as alien as we are to each other.

Goldfinches, grackles, sparrows, doves—
mourning, white wing, Inca, collared—
birds as alien as the mockingbirds and starlings,

or, native to the desert, hummingbirds
and the Gila woodpecker, both
alien instead to the plastic feeder.

Once, for a few weeks,
a lone remnant quail,
silent. No one to keen for.

In my workshop, my back and attention turned,
I hear now and then a whoosh of wings like a whirlwind.
The birds disappear.
.
In the accident of the garden, the trees
and feeders form such a comforting unity of temptation
that as I do, birds mistake garden for safety.

Just outside the cedar-plank fence
cats lurk to lurch.
Alien to everything and nothing—
cats preen.
The quail has disappeared.

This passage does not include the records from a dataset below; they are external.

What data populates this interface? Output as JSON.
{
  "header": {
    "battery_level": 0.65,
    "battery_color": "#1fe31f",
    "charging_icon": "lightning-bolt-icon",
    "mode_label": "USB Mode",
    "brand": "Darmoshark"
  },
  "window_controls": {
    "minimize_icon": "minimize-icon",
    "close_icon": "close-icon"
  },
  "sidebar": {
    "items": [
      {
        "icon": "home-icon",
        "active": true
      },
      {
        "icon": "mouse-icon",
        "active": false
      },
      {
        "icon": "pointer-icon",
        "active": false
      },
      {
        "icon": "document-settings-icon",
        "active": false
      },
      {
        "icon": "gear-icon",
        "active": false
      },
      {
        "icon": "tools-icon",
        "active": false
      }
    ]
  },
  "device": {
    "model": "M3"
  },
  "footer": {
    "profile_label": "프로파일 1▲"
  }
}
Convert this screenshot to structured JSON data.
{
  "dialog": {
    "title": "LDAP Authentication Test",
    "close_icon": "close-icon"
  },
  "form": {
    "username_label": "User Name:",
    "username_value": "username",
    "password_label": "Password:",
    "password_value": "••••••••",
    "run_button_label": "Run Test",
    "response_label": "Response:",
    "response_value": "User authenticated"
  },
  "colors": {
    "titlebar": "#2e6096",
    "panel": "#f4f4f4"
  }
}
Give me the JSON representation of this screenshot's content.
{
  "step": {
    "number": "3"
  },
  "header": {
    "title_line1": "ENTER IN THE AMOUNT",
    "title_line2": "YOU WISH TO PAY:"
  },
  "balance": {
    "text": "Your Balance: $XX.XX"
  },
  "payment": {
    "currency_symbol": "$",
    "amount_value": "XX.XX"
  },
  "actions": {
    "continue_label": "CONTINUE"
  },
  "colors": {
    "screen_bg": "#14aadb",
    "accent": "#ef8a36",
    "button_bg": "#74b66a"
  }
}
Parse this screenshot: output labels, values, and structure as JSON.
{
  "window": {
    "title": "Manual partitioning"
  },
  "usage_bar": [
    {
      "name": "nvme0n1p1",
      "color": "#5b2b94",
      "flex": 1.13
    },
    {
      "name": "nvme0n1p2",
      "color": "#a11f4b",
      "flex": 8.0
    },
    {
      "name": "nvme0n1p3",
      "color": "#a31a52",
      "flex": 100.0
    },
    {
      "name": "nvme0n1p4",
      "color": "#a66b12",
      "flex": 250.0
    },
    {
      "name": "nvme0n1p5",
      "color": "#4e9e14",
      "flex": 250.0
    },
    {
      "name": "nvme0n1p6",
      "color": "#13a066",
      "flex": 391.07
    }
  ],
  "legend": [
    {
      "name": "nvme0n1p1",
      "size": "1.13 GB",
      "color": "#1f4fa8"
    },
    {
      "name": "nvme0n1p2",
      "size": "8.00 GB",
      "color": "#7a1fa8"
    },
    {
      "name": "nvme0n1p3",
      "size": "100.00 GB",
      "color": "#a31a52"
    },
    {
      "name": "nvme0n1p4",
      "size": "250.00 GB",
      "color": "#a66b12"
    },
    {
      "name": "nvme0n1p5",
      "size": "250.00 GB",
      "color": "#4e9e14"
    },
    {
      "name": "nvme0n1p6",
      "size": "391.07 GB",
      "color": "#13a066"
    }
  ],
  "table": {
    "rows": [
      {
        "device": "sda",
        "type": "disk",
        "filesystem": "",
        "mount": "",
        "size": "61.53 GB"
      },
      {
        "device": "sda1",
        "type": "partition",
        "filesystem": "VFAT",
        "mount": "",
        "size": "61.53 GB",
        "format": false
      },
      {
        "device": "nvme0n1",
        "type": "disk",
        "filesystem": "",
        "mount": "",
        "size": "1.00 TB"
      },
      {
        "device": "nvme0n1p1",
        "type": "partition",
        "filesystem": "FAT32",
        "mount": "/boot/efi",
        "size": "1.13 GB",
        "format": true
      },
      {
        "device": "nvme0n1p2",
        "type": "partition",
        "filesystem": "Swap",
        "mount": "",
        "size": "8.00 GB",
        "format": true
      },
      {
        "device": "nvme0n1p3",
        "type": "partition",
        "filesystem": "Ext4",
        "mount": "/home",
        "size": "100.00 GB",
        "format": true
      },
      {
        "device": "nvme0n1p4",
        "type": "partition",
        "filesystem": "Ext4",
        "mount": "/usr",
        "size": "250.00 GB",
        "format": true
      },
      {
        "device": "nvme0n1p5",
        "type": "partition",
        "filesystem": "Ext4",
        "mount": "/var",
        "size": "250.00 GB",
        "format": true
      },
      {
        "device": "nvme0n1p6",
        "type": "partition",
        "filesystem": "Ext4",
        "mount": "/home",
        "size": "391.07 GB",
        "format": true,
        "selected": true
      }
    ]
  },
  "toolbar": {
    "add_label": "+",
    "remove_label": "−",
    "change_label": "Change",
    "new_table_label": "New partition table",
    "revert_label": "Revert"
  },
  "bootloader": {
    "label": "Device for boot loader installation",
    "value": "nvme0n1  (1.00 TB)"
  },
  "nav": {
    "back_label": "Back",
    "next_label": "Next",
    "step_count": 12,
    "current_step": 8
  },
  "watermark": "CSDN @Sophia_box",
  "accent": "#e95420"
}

I have the sense to be nervous about the garden’s birds.
Nevertheless, I mostly follow
the casual appetite of feral cats.

In me, in my cognate imitation of evolution—
secure in my fenced garden,
even my breathing is omnivorous
and insatiable.

I would rather remain human: humane as I was
brought up to be, or at least pretend.
I would leave the place of ease and temptation.

I would move away from here, but
I have nowhere to go
but everywhere.

For Anthropos,
wherever
is no place but everywhere.

Richard Fenton Sederstrom is the writer of six books, including Eumaeus Tends, and Selenity Book Four. His new book Sorgmantel, follows a view of Lucretius, but employs time, the predicate of physics, into a search for what can be imagined out of the possible and impossible. It can be read, perhaps, as an elegy for generations whose existence humankind is threatening, including humankind. Sederstrom was raised and lives in the Sonoran Desert of Arizona and the North Woods of Minnesota. Read other articles by Richard Fenton.